→ **Data for processing**
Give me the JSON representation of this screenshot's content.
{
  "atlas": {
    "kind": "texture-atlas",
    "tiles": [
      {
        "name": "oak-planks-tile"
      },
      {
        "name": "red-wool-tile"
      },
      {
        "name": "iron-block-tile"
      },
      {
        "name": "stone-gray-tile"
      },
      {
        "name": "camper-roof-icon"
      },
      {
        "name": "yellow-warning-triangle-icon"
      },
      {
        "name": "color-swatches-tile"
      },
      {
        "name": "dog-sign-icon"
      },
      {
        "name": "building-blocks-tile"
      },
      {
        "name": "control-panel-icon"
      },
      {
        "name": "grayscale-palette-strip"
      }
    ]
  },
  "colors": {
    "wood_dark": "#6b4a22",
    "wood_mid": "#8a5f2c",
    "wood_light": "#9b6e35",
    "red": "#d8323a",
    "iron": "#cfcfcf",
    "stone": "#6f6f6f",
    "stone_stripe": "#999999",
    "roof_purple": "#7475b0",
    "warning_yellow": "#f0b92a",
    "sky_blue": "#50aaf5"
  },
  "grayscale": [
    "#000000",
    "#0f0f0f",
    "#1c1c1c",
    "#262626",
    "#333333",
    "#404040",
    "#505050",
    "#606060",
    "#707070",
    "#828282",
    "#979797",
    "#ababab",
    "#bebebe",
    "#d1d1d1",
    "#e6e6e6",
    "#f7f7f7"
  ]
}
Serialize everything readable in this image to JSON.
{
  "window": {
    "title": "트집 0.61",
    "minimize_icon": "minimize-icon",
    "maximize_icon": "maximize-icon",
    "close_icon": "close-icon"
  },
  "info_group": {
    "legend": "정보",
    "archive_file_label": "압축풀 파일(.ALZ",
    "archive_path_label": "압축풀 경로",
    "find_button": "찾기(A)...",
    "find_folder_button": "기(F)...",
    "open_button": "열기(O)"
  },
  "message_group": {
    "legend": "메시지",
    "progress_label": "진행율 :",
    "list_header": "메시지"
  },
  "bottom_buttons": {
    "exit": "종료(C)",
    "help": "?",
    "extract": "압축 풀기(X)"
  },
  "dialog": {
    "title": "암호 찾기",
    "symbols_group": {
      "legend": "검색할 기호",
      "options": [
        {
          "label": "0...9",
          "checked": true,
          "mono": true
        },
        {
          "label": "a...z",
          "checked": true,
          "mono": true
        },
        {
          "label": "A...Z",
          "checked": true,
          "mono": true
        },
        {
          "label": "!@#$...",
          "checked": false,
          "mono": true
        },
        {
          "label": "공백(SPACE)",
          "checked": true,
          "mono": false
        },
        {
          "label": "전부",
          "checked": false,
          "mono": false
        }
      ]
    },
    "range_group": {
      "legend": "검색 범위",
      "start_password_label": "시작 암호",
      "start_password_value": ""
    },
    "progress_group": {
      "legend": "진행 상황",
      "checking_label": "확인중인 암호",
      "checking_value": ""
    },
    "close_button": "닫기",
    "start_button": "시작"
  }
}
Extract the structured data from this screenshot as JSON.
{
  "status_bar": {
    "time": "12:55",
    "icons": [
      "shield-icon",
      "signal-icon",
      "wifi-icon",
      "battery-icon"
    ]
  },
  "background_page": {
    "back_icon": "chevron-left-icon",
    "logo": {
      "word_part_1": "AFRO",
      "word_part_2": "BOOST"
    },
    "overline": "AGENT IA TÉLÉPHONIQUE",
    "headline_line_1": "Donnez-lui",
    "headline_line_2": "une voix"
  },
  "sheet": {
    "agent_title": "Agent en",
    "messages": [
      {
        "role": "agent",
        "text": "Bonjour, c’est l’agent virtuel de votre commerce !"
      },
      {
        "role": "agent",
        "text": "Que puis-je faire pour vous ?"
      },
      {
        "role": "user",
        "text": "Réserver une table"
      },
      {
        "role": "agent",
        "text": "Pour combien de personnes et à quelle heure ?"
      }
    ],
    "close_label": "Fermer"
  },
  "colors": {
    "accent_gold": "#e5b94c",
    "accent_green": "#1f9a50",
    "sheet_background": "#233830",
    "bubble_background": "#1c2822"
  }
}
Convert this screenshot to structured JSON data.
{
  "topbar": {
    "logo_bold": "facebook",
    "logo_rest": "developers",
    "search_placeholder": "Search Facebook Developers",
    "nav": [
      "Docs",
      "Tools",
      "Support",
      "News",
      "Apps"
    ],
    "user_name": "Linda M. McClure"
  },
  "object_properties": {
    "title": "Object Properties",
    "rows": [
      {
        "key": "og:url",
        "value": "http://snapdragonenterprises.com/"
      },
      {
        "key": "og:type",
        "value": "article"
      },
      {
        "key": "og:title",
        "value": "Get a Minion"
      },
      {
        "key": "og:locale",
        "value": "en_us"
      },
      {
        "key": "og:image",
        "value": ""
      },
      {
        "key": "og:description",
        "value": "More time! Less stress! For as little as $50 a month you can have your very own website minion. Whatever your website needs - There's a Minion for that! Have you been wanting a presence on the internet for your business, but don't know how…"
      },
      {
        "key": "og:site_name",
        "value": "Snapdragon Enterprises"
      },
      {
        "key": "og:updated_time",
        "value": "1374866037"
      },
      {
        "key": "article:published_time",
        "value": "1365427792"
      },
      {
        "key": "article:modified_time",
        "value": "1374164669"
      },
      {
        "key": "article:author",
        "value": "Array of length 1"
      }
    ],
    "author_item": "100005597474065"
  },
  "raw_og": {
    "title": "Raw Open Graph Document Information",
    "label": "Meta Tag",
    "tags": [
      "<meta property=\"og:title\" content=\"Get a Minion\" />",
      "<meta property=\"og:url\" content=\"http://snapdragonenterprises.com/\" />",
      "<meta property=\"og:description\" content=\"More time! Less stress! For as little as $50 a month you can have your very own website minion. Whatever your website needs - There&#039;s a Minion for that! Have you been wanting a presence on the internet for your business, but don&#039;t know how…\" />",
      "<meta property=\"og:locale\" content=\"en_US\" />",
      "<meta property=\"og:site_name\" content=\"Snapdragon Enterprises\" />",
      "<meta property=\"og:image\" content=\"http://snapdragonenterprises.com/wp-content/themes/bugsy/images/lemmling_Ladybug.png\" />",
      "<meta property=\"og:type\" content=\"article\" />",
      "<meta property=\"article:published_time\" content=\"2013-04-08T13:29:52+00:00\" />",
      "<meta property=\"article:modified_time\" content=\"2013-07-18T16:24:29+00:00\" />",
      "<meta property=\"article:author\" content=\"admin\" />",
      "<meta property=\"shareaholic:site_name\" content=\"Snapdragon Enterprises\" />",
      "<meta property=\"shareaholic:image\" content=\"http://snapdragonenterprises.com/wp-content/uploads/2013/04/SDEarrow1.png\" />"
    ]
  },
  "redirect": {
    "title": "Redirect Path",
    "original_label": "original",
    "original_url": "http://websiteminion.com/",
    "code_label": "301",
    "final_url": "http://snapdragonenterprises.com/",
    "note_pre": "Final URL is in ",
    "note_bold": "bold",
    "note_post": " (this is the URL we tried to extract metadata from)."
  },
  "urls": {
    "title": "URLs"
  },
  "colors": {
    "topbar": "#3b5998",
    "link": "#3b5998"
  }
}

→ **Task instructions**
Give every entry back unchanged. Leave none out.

→ **Task output**
Give me the JSON representation of this screenshot's content.
{
  "atlas": {
    "kind": "texture-atlas",
    "tiles": [
      {
        "name": "oak-planks-tile"
      },
      {
        "name": "red-wool-tile"
      },
      {
        "name": "iron-block-tile"
      },
      {
        "name": "stone-gray-tile"
      },
      {
        "name": "camper-roof-icon"
      },
      {
        "name": "yellow-warning-triangle-icon"
      },
      {
        "name": "color-swatches-tile"
      },
      {
        "name": "dog-sign-icon"
      },
      {
        "name": "building-blocks-tile"
      },
      {
        "name": "control-panel-icon"
      },
      {
        "name": "grayscale-palette-strip"
      }
    ]
  },
  "colors": {
    "wood_dark": "#6b4a22",
    "wood_mid": "#8a5f2c",
    "wood_light": "#9b6e35",
    "red": "#d8323a",
    "iron": "#cfcfcf",
    "stone": "#6f6f6f",
    "stone_stripe": "#999999",
    "roof_purple": "#7475b0",
    "warning_yellow": "#f0b92a",
    "sky_blue": "#50aaf5"
  },
  "grayscale": [
    "#000000",
    "#0f0f0f",
    "#1c1c1c",
    "#262626",
    "#333333",
    "#404040",
    "#505050",
    "#606060",
    "#707070",
    "#828282",
    "#979797",
    "#ababab",
    "#bebebe",
    "#d1d1d1",
    "#e6e6e6",
    "#f7f7f7"
  ]
}
Serialize everything readable in this image to JSON.
{
  "window": {
    "title": "트집 0.61",
    "minimize_icon": "minimize-icon",
    "maximize_icon": "maximize-icon",
    "close_icon": "close-icon"
  },
  "info_group": {
    "legend": "정보",
    "archive_file_label": "압축풀 파일(.ALZ",
    "archive_path_label": "압축풀 경로",
    "find_button": "찾기(A)...",
    "find_folder_button": "기(F)...",
    "open_button": "열기(O)"
  },
  "message_group": {
    "legend": "메시지",
    "progress_label": "진행율 :",
    "list_header": "메시지"
  },
  "bottom_buttons": {
    "exit": "종료(C)",
    "help": "?",
    "extract": "압축 풀기(X)"
  },
  "dialog": {
    "title": "암호 찾기",
    "symbols_group": {
      "legend": "검색할 기호",
      "options": [
        {
          "label": "0...9",
          "checked": true,
          "mono": true
        },
        {
          "label": "a...z",
          "checked": true,
          "mono": true
        },
        {
          "label": "A...Z",
          "checked": true,
          "mono": true
        },
        {
          "label": "!@#$...",
          "checked": false,
          "mono": true
        },
        {
          "label": "공백(SPACE)",
          "checked": true,
          "mono": false
        },
        {
          "label": "전부",
          "checked": false,
          "mono": false
        }
      ]
    },
    "range_group": {
      "legend": "검색 범위",
      "start_password_label": "시작 암호",
      "start_password_value": ""
    },
    "progress_group": {
      "legend": "진행 상황",
      "checking_label": "확인중인 암호",
      "checking_value": ""
    },
    "close_button": "닫기",
    "start_button": "시작"
  }
}
Extract the structured data from this screenshot as JSON.
{
  "status_bar": {
    "time": "12:55",
    "icons": [
      "shield-icon",
      "signal-icon",
      "wifi-icon",
      "battery-icon"
    ]
  },
  "background_page": {
    "back_icon": "chevron-left-icon",
    "logo": {
      "word_part_1": "AFRO",
      "word_part_2": "BOOST"
    },
    "overline": "AGENT IA TÉLÉPHONIQUE",
    "headline_line_1": "Donnez-lui",
    "headline_line_2": "une voix"
  },
  "sheet": {
    "agent_title": "Agent en",
    "messages": [
      {
        "role": "agent",
        "text": "Bonjour, c’est l’agent virtuel de votre commerce !"
      },
      {
        "role": "agent",
        "text": "Que puis-je faire pour vous ?"
      },
      {
        "role": "user",
        "text": "Réserver une table"
      },
      {
        "role": "agent",
        "text": "Pour combien de personnes et à quelle heure ?"
      }
    ],
    "close_label": "Fermer"
  },
  "colors": {
    "accent_gold": "#e5b94c",
    "accent_green": "#1f9a50",
    "sheet_background": "#233830",
    "bubble_background": "#1c2822"
  }
}
Convert this screenshot to structured JSON data.
{
  "topbar": {
    "logo_bold": "facebook",
    "logo_rest": "developers",
    "search_placeholder": "Search Facebook Developers",
    "nav": [
      "Docs",
      "Tools",
      "Support",
      "News",
      "Apps"
    ],
    "user_name": "Linda M. McClure"
  },
  "object_properties": {
    "title": "Object Properties",
    "rows": [
      {
        "key": "og:url",
        "value": "http://snapdragonenterprises.com/"
      },
      {
        "key": "og:type",
        "value": "article"
      },
      {
        "key": "og:title",
        "value": "Get a Minion"
      },
      {
        "key": "og:locale",
        "value": "en_us"
      },
      {
        "key": "og:image",
        "value": ""
      },
      {
        "key": "og:description",
        "value": "More time! Less stress! For as little as $50 a month you can have your very own website minion. Whatever your website needs - There's a Minion for that! Have you been wanting a presence on the internet for your business, but don't know how…"
      },
      {
        "key": "og:site_name",
        "value": "Snapdragon Enterprises"
      },
      {
        "key": "og:updated_time",
        "value": "1374866037"
      },
      {
        "key": "article:published_time",
        "value": "1365427792"
      },
      {
        "key": "article:modified_time",
        "value": "1374164669"
      },
      {
        "key": "article:author",
        "value": "Array of length 1"
      }
    ],
    "author_item": "100005597474065"
  },
  "raw_og": {
    "title": "Raw Open Graph Document Information",
    "label": "Meta Tag",
    "tags": [
      "<meta property=\"og:title\" content=\"Get a Minion\" />",
      "<meta property=\"og:url\" content=\"http://snapdragonenterprises.com/\" />",
      "<meta property=\"og:description\" content=\"More time! Less stress! For as little as $50 a month you can have your very own website minion. Whatever your website needs - There&#039;s a Minion for that! Have you been wanting a presence on the internet for your business, but don&#039;t know how…\" />",
      "<meta property=\"og:locale\" content=\"en_US\" />",
      "<meta property=\"og:site_name\" content=\"Snapdragon Enterprises\" />",
      "<meta property=\"og:image\" content=\"http://snapdragonenterprises.com/wp-content/themes/bugsy/images/lemmling_Ladybug.png\" />",
      "<meta property=\"og:type\" content=\"article\" />",
      "<meta property=\"article:published_time\" content=\"2013-04-08T13:29:52+00:00\" />",
      "<meta property=\"article:modified_time\" content=\"2013-07-18T16:24:29+00:00\" />",
      "<meta property=\"article:author\" content=\"admin\" />",
      "<meta property=\"shareaholic:site_name\" content=\"Snapdragon Enterprises\" />",
      "<meta property=\"shareaholic:image\" content=\"http://snapdragonenterprises.com/wp-content/uploads/2013/04/SDEarrow1.png\" />"
    ]
  },
  "redirect": {
    "title": "Redirect Path",
    "original_label": "original",
    "original_url": "http://websiteminion.com/",
    "code_label": "301",
    "final_url": "http://snapdragonenterprises.com/",
    "note_pre": "Final URL is in ",
    "note_bold": "bold",
    "note_post": " (this is the URL we tried to extract metadata from)."
  },
  "urls": {
    "title": "URLs"
  },
  "colors": {
    "topbar": "#3b5998",
    "link": "#3b5998"
  }
}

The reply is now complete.